WHERE: Switzerland

When you look up the definition of “picturesque” in the dictionary, you’ll find The Hammetschwand Lift. The highest exterior elevator in all of Europe, this thing clocks in at around 500 feet high and looks like something out of a storybook when laid against the serene backdrop of a blue sky. However, acrophobes might be a little discouraged as it initially looks slim (and almost rickety), tucked into the side of a mountain.
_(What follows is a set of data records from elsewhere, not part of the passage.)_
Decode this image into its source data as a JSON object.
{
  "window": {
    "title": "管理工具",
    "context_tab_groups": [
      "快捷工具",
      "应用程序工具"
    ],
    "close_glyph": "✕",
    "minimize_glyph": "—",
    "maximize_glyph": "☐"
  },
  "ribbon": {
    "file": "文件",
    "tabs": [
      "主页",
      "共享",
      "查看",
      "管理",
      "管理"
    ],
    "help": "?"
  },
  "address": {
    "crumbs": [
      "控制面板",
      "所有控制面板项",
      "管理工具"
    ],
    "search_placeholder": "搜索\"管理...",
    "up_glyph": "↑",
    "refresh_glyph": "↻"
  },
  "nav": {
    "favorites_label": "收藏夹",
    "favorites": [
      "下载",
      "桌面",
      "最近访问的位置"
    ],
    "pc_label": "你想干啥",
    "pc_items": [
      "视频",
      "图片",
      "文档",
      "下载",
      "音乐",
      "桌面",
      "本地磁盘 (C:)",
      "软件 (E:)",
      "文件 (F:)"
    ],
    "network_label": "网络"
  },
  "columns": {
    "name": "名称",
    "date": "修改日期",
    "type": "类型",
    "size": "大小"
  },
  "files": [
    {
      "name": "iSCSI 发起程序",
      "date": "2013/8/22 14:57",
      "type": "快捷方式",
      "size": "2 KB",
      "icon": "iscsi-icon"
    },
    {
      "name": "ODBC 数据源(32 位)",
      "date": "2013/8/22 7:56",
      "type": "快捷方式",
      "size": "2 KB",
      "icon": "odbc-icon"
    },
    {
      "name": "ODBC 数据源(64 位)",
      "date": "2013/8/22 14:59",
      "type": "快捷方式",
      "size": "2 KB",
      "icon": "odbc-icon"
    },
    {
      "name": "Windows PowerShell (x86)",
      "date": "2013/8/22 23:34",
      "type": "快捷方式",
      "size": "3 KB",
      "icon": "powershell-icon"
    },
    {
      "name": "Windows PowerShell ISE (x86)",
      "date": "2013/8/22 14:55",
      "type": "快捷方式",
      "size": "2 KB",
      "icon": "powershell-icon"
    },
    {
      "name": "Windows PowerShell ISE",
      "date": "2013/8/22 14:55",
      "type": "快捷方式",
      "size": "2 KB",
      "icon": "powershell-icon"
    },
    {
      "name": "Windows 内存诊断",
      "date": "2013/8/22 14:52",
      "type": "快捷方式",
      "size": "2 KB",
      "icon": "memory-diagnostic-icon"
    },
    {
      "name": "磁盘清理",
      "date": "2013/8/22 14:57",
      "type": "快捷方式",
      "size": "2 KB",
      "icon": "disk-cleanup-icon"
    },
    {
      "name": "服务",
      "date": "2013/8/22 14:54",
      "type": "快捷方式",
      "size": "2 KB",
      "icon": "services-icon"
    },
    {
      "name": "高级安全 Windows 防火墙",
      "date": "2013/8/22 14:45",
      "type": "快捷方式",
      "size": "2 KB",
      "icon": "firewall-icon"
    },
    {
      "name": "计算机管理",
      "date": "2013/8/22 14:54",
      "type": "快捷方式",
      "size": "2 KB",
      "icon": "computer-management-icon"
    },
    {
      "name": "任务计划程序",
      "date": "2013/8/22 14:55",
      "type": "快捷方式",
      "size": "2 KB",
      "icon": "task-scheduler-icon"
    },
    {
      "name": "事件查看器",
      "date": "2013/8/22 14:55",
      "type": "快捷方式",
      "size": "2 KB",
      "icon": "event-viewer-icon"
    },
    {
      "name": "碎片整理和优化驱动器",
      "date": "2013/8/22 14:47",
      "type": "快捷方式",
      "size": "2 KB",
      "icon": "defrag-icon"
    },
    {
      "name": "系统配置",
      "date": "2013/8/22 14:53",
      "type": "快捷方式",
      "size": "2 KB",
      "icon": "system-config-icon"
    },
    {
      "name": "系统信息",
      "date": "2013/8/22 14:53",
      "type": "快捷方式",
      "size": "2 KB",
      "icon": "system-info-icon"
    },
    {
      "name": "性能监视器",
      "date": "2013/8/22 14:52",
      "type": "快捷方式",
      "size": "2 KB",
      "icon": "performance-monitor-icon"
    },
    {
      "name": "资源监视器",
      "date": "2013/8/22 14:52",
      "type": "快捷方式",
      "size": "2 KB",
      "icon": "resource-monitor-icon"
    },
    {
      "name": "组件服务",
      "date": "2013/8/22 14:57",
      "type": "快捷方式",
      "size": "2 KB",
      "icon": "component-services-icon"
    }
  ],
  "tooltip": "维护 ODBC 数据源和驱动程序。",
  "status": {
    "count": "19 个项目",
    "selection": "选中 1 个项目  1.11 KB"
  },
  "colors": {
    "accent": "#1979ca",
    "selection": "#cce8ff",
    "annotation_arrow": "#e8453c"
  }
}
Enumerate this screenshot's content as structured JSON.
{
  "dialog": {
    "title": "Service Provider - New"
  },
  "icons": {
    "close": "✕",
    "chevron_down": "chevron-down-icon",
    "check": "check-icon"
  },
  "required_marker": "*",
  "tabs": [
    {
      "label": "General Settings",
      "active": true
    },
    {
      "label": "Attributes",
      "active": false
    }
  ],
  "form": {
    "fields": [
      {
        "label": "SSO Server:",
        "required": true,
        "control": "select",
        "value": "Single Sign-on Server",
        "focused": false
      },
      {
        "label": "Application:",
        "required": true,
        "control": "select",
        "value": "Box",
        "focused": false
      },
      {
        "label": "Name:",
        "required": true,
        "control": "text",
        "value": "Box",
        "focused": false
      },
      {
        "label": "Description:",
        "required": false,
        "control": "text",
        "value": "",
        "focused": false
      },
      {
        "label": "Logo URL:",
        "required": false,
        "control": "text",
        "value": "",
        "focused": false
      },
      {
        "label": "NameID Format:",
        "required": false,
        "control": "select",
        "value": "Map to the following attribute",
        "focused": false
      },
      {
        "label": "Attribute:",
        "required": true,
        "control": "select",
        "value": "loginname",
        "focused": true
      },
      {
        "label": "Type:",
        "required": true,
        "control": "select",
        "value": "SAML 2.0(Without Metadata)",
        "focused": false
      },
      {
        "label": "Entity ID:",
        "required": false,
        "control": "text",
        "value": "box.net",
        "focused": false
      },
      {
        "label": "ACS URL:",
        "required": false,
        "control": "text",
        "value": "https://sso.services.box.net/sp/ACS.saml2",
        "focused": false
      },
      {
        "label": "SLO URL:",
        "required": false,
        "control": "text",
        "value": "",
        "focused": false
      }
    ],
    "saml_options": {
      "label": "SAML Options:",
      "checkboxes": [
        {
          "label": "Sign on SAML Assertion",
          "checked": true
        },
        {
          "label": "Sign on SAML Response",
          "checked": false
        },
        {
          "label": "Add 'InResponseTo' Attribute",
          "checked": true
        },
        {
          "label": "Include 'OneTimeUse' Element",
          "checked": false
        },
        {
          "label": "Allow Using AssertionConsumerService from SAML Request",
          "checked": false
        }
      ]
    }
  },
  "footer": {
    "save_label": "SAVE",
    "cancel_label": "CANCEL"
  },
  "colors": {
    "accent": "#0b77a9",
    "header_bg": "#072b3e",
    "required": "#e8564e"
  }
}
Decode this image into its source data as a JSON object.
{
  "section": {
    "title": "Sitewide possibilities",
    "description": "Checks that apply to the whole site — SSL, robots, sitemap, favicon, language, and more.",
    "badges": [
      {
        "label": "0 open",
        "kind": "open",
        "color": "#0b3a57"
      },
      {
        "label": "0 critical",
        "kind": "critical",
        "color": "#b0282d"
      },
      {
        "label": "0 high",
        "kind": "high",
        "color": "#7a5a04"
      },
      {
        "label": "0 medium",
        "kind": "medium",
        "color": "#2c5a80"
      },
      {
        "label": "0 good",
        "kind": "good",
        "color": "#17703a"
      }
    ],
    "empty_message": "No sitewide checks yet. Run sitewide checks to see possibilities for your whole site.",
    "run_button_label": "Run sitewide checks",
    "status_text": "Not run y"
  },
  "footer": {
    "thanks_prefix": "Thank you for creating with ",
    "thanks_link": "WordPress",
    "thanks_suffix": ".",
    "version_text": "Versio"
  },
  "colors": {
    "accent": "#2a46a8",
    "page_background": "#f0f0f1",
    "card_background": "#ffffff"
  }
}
But rest assured, the Lift has steadily and safely carried tourists looking for views of Lucerne since 1905. Visitors can ride to the top and then take advantage of one of the many hiking paths to make it back down to Bürgenstock, its base.